Segment Start: PROVIDED INFORMATION

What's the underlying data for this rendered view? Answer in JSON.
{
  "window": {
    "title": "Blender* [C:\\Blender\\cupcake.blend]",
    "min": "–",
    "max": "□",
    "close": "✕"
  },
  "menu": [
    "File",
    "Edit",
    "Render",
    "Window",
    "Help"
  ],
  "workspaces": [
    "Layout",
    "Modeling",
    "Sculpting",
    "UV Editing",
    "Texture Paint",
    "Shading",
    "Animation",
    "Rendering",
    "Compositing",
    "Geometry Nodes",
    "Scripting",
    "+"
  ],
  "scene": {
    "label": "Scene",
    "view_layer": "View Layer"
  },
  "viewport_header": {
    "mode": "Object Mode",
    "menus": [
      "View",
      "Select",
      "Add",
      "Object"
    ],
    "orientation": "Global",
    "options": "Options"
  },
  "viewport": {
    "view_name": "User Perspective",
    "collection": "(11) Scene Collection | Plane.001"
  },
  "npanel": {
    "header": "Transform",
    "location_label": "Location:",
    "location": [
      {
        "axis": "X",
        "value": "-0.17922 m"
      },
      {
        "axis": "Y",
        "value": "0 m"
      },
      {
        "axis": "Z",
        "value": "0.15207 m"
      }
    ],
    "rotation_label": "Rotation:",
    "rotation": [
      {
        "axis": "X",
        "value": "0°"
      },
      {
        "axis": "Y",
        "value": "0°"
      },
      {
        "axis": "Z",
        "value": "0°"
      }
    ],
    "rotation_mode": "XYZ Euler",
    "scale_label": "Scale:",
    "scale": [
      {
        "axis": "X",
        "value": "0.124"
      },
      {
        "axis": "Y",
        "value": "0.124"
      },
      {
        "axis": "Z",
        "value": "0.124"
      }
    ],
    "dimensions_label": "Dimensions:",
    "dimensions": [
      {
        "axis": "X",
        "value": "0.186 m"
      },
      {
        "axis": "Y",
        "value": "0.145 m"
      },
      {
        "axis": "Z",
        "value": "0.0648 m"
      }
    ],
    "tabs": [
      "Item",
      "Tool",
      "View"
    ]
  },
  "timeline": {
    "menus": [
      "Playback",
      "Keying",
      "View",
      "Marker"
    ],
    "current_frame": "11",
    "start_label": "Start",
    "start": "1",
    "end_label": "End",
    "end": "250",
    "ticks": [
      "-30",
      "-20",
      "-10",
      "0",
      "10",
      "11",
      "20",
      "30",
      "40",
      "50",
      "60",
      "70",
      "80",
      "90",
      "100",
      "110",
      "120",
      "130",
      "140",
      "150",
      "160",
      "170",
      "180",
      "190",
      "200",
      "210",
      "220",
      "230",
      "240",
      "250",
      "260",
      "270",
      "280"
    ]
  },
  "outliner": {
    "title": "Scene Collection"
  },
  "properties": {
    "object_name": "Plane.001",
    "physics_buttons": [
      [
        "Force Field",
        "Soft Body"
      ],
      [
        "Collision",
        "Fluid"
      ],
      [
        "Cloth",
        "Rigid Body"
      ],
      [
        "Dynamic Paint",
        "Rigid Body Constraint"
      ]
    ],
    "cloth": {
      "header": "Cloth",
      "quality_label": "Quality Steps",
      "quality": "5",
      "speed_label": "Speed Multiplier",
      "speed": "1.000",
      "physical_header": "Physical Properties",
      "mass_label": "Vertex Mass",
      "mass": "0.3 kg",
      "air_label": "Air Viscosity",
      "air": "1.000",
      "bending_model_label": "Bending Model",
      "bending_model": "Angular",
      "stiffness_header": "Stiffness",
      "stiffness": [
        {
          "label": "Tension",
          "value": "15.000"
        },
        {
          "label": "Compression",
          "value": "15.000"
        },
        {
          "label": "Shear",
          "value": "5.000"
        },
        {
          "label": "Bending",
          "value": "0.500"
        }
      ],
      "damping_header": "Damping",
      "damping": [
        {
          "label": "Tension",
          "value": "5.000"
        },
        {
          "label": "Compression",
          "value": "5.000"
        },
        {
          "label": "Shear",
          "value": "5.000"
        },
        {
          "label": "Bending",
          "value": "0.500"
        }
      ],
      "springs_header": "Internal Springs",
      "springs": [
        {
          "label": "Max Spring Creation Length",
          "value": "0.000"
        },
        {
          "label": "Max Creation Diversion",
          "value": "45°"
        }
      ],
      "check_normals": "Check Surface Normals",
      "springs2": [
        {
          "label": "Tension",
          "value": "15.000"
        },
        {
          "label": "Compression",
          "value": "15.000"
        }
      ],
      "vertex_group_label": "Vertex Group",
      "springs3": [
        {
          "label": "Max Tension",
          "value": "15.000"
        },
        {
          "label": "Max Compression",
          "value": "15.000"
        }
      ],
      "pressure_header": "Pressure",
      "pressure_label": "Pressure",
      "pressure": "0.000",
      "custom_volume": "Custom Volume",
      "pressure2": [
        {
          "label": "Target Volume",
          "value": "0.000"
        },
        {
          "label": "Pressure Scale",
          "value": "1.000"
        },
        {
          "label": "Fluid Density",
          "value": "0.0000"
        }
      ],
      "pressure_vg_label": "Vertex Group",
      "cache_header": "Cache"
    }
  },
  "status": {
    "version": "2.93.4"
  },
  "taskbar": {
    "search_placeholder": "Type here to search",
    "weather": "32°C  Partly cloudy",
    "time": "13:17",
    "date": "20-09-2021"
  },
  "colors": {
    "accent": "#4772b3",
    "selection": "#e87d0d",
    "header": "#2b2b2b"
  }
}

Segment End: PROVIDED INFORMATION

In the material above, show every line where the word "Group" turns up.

▶ TASK OUTPUT:
      "vertex_group_label": "Vertex Group",
      "pressure_vg_label": "Vertex Group",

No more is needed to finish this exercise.